  36. 41. <ul><li>Sixth Grade Science </li></ul><ul><li>COMPETENCY GOAL 1: The learner will design and conduct investigations to demonstrate an understanding of scientific inquiry. </li></ul><ul><li>Objectives </li></ul><ul><li>1.05 Analyze evidence to: </li></ul><ul><li>Explain observations. </li></ul><ul><li>Make inferences and predictions. </li></ul><ul><li>Develop the relationship between evidence and explanation. </li></ul>
  37. 42. <ul><li>Simulating a Real-World Problem to study the authentic methodologies of a discipline: </li></ul><ul><li>The class pet, Whiskers, is missing. </li></ul><ul><li>A ransom note has been left at the scene. </li></ul><ul><li>There are no witnesses. </li></ul>
  38. 43. Crime Scene Investigator ID #AIG07200804 Authorization Level: Date Issued: 7/14/08 L1
  39. 44. <ul><li>Whiskers </li></ul><ul><li> Caretaking Log </li></ul><ul><li>Put him in his ball. </li></ul><ul><li>Refill his water. </li></ul><ul><li>Replenish his food. </li></ul><ul><li>Add bedding if needed. </li></ul><ul><li>Put him back in his cage. </li></ul><ul><li>Give him a yogurt treat. </li></ul><ul><li>Sign log. </li></ul>Signature Date Comments
  40. 46. Develop Technology Infused Products for Authentic Audiences <ul><li>Students utilize many different technology devices and technological processes to create an end product of a virtual case file. </li></ul><ul><li>Devices include: a Smartboard, digital cameras, Palm pilots, iPods, a scanner, laptops, specialized lighting, and microscopes. </li></ul><ul><li>Processes include: downloading, uploading, scanning, creating podcasts, creating files with security codes, and searching data bases. </li></ul>

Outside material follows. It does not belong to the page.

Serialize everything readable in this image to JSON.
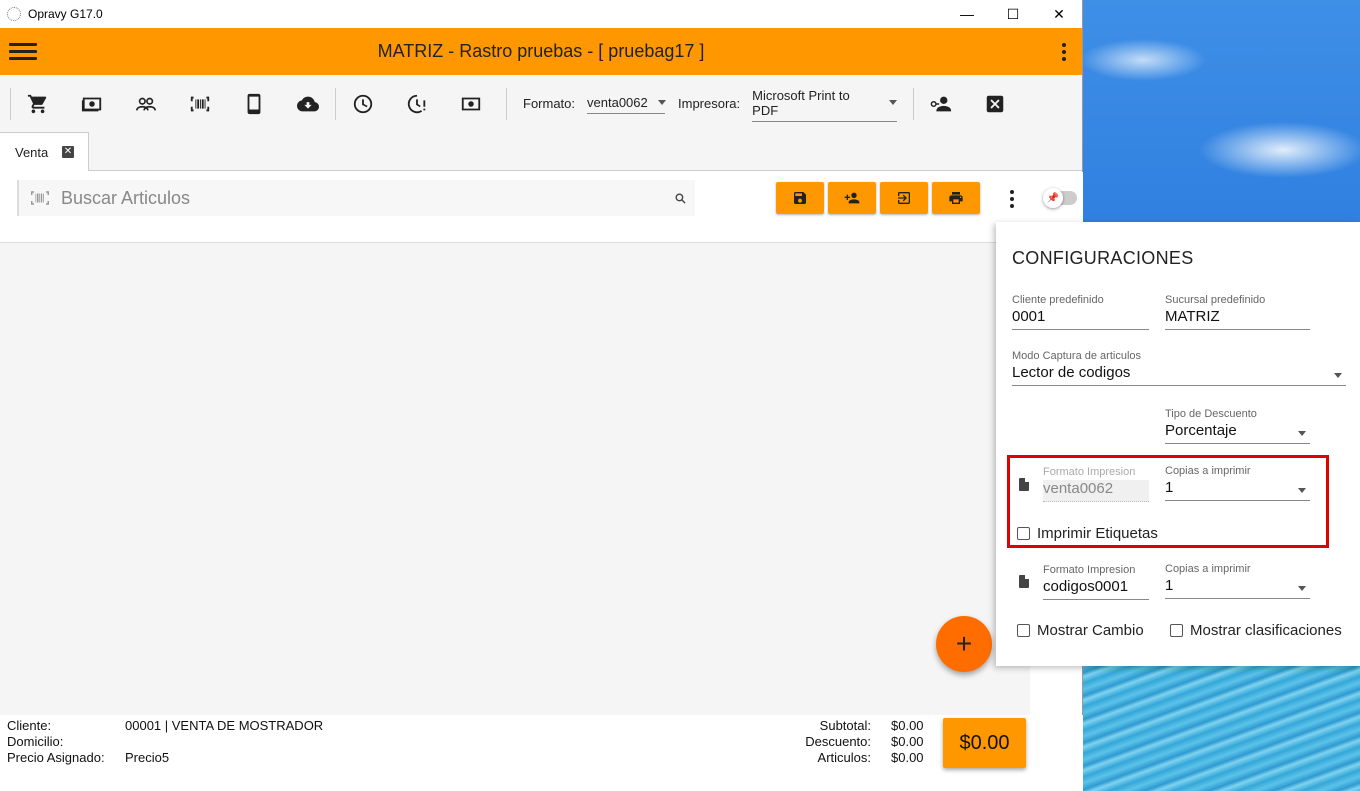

  41. 47. <ul><li>Fifth Grade Social Studies </li></ul><ul><li>COMPETENCY GOAL 5: The learner will evaluate ways the United States and other countries of North America make decisions about the allocation and use of economic resources. </li></ul><ul><li>Objectives </li></ul><ul><li>5.04 Describe the ways in which the economies of the United States and its neighbors are interdependent and assess the impact of increasing international economic interdependence. </li></ul><ul><li>5.05 Evaluate the influence of discoveries, inventions, and innovations on economic interdependence. </li></ul>
  42. 49. <ul><li>Look at the following video made by a 6 th grader. </li></ul><ul><li>What goal could this assignment meet? </li></ul><ul><li>What objective could this assignment meet? </li></ul>
  43. 51. Your Lessons and Units <ul><li>Make curriculum appropriate for </li></ul><ul><li>gifted learners by incorporating: </li></ul><ul><ul><li>Real-world problems </li></ul></ul><ul><ul><li>Real-world technology </li></ul></ul><ul><ul><li>Real world audiences </li></ul></ul>
  44. 52. [email_address] [email_address] [email_address]